<breakRule> ::= "break" ";"
<contRule>  ::= "continue" ";"
<texpr>     ::= <expr> [";"]
<expr>      ::= // expression parsed by normal Jep, not easily expressible in BNF

Each part of the grammar is expressed by an instance of GramaticalRuleI. Important classes are ExpressionRule which matches the normal Jep syntax. SequenceRule matches a sequences of statements. StatementRule matches one of a set of different rules. These rules are added using the addRule methods each rule is tested in turn. BlockRule matches a block like { statement }. Other rules match specific constructs like if, for and while.

Different syntaxes can be constructed by using these rules specifying different tokens in their constructors or writing a new class which implement GramaticalRuleI.

During parsing the match method of each GramaticalRuleI returns an object of type Node if there is successful match or null it if did not match. Typically the returned object will be a subclass of StructureNode.

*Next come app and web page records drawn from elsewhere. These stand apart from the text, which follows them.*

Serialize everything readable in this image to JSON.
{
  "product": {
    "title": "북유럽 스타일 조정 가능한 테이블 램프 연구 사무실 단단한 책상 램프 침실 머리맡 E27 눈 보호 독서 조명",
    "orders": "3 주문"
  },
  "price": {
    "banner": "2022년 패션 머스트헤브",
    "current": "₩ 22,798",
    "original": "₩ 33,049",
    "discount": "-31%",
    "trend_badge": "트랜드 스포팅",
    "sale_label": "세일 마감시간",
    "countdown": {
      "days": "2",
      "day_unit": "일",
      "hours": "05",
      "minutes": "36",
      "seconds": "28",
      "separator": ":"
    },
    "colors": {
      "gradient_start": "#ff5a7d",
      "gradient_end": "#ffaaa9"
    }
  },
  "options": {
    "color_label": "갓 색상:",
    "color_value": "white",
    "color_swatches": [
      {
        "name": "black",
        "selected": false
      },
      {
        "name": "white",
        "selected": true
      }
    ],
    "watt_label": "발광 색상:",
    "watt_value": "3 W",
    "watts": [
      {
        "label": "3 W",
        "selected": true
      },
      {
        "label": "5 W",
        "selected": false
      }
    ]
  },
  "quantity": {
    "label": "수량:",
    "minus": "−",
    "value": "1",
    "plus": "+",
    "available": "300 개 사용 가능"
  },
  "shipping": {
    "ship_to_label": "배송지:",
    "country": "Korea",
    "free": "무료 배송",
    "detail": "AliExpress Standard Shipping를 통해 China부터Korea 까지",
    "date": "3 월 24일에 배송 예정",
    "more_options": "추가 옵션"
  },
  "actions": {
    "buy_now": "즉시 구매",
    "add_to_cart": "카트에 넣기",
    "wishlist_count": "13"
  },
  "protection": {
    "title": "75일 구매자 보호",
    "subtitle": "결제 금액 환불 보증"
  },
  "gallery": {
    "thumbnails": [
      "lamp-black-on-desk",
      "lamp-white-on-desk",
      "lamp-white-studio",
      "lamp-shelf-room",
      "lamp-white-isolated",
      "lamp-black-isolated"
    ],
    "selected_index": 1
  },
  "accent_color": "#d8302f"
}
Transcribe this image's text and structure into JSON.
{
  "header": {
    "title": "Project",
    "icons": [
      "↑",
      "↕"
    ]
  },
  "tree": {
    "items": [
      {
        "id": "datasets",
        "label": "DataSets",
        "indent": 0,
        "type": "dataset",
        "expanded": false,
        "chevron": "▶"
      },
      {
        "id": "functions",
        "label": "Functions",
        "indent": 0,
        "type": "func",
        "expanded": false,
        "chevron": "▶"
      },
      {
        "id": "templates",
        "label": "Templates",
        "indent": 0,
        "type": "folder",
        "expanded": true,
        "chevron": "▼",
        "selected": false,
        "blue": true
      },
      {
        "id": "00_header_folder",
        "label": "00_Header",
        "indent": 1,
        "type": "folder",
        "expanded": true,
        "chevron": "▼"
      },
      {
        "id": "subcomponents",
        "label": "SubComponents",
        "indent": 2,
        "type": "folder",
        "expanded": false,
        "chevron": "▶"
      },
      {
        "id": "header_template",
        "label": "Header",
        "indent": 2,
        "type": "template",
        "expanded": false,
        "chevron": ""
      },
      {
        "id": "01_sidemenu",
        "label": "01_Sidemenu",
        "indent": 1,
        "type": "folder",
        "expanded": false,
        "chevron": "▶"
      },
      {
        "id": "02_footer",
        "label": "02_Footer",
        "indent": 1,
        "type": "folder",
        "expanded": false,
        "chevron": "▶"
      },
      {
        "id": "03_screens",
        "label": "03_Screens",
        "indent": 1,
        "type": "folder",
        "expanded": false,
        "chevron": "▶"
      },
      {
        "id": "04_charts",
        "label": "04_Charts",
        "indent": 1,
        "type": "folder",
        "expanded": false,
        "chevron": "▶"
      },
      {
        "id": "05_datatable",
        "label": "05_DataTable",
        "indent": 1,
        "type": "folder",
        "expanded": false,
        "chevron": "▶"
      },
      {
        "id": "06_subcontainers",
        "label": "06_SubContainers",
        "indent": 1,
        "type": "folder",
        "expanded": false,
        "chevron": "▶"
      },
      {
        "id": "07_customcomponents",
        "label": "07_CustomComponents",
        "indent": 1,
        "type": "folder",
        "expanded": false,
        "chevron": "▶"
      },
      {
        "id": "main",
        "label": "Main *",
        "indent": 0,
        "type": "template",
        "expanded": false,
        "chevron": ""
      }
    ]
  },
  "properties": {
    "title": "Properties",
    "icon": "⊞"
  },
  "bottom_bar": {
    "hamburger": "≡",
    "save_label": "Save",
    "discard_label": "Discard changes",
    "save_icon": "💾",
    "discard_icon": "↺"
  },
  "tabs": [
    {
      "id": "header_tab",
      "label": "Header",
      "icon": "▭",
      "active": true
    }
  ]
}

During evaluation the StructuredEvaluator will call its eval method of each StructureNode For example an IfNode has three children, and during eval it evaluates the it's first child, depending on the result it will evaluate either it's second or third child.